In Fact 40 she tells us the subjects homeopaths study in training. Interesting she is so open with this infomation. Quackademic institutes are usually very reluctant to discuss course materials with those outside the club. David Colquhoun had to resort to the Freedom of Information Act to get hold of teaching materials for university homeopathy courses. When he did it turned out they were teaching about miasms – in the twenty-first century.

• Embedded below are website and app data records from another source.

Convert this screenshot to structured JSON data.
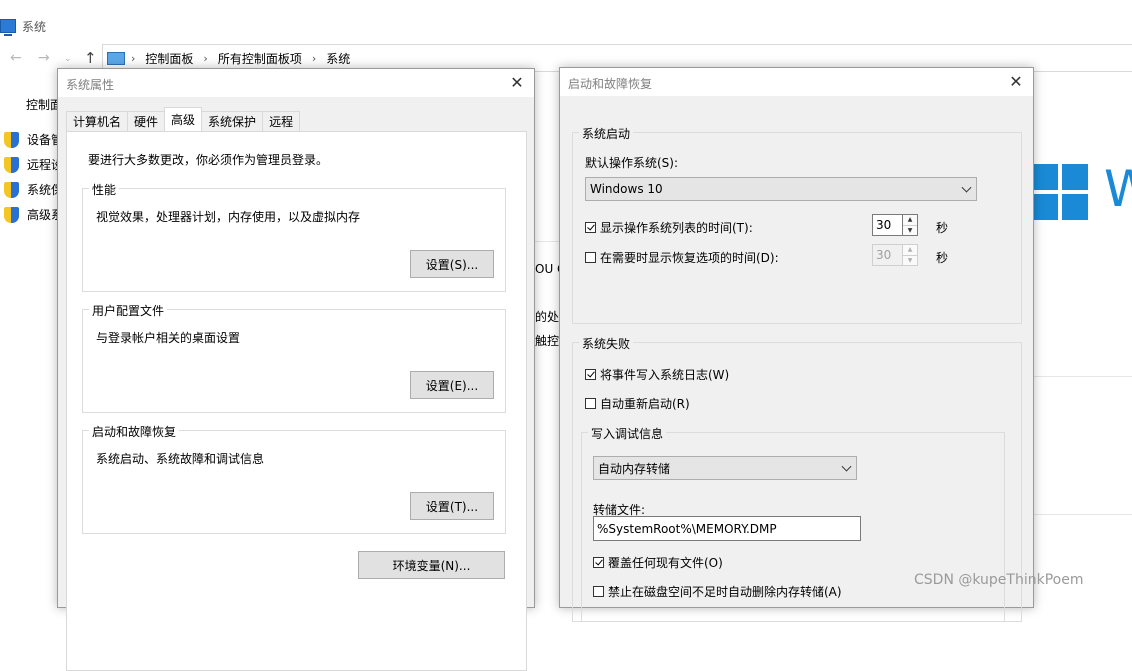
{
  "background_window": {
    "title": "系统",
    "breadcrumb": [
      "控制面板",
      "所有控制面板项",
      "系统"
    ],
    "sidebar_title": "控制面",
    "links": [
      "设备管",
      "远程设",
      "系统保",
      "高级系"
    ],
    "partial_text": [
      "OU C",
      "的处",
      "触控"
    ],
    "logo_partial": "W"
  },
  "system_properties": {
    "title": "系统属性",
    "close": "✕",
    "tabs": [
      "计算机名",
      "硬件",
      "高级",
      "系统保护",
      "远程"
    ],
    "active_tab": "高级",
    "admin_note": "要进行大多数更改，你必须作为管理员登录。",
    "performance": {
      "label": "性能",
      "desc": "视觉效果，处理器计划，内存使用，以及虚拟内存",
      "button": "设置(S)..."
    },
    "user_profiles": {
      "label": "用户配置文件",
      "desc": "与登录帐户相关的桌面设置",
      "button": "设置(E)..."
    },
    "startup_recovery": {
      "label": "启动和故障恢复",
      "desc": "系统启动、系统故障和调试信息",
      "button": "设置(T)..."
    },
    "env_button": "环境变量(N)..."
  },
  "startup_dialog": {
    "title": "启动和故障恢复",
    "close": "✕",
    "system_startup": {
      "label": "系统启动",
      "default_os_label": "默认操作系统(S):",
      "default_os_value": "Windows 10",
      "show_list_label": "显示操作系统列表的时间(T):",
      "show_list_checked": true,
      "show_list_value": "30",
      "show_recovery_label": "在需要时显示恢复选项的时间(D):",
      "show_recovery_checked": false,
      "show_recovery_value": "30",
      "seconds": "秒"
    },
    "system_failure": {
      "label": "系统失败",
      "write_event_label": "将事件写入系统日志(W)",
      "write_event_checked": true,
      "auto_restart_label": "自动重新启动(R)",
      "auto_restart_checked": false,
      "debug_info": {
        "label": "写入调试信息",
        "dump_type": "自动内存转储",
        "dump_file_label": "转储文件:",
        "dump_file_value": "%SystemRoot%\\MEMORY.DMP",
        "overwrite_label": "覆盖任何现有文件(O)",
        "overwrite_checked": true,
        "disable_auto_delete_label": "禁止在磁盘空间不足时自动删除内存转储(A)",
        "disable_auto_delete_checked": false
      }
    }
  },
  "watermark": "CSDN @kupeThinkPoem",
  "colors": {
    "accent": "#1a8ad6",
    "dialog_bg": "#f0f0f0",
    "button_bg": "#e1e1e1"
  }
}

Fact 41 seems to be about the clientel rather than practitioners as she describes how patients seek out homeopathy because conventional treatment has not benefitted them or it poses too great a risk of side effects. Homeopaths like to bang on about side effects – presumably to distract from the fact that evidence based medicine (EBM) has real effects and usually cures. What is worse though, is that this constant denigration of EBM can have a nocebo effect, that is, actually cause bad effects. New Scientist recently had an article on this opposite of placebo, pointing out that if patients believe they are going to suffer ill-effects of a medicine, then they sometimes do – even if they have been given just a sugar-pill.

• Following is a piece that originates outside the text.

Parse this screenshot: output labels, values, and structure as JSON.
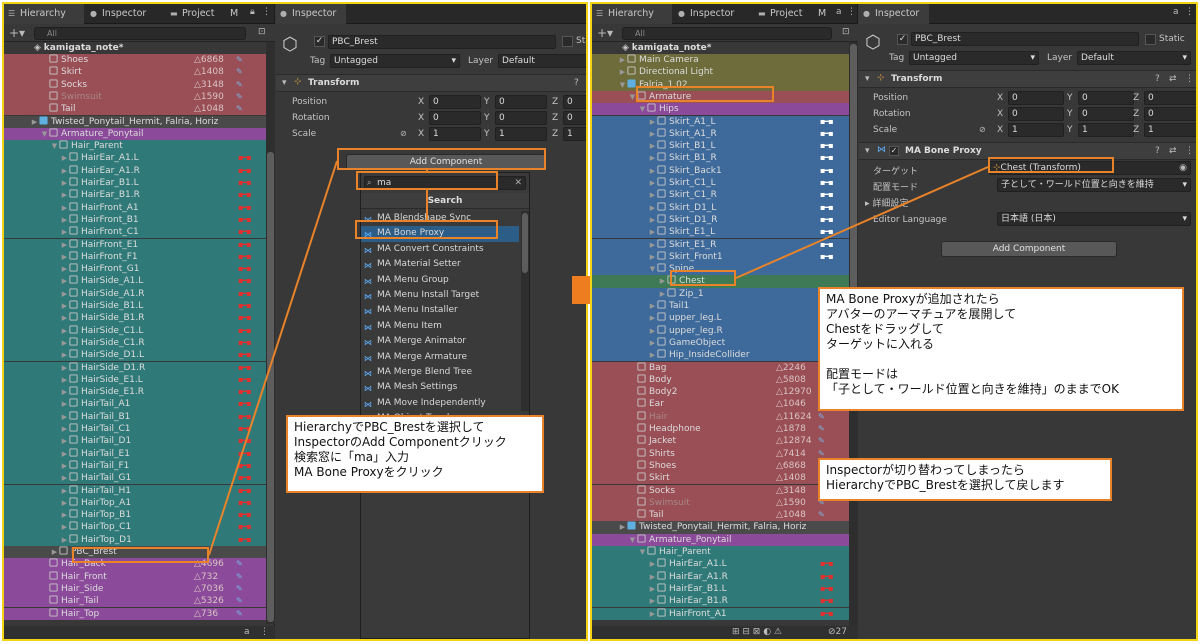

In Fact 42 she tells us that there are thousands, if not millions, of case notes that demonstrate the effectiveness of homeopathic treatments. Apart from the fact that the plural of anecdote is not data, she does not tell us what sort of ailments have been treated. They could easily be self-limiting illnesses such as colds or influenza, where the patient would normally get better without treatment of any kind.
In Fact 43 she tells us that homeopaths charge on average £50 per hour whereas specialist doctors can charge over £200. First off, David Cameron is not yet Prime Minister so you can still get EBM for free on the NHS. Secondly, if you do go to a private doctor that £200 gets you someone whose knowledge – if not up to date – is at least late twentieth century rather than late eighteenth. Furthermore, that doctor is scrutinised by an effective professional body and cannot make grand unsubstantiated claims. Unlike people like Jeremy Sherr who claim to be able to cure AIDS . His professional body, the Society of Homeopaths (SoH), refused to do anything about this. In fact, they are more concerned with silencing critics.
Homeopathic practitioners are at best deluded and are notoriously afraid of debate.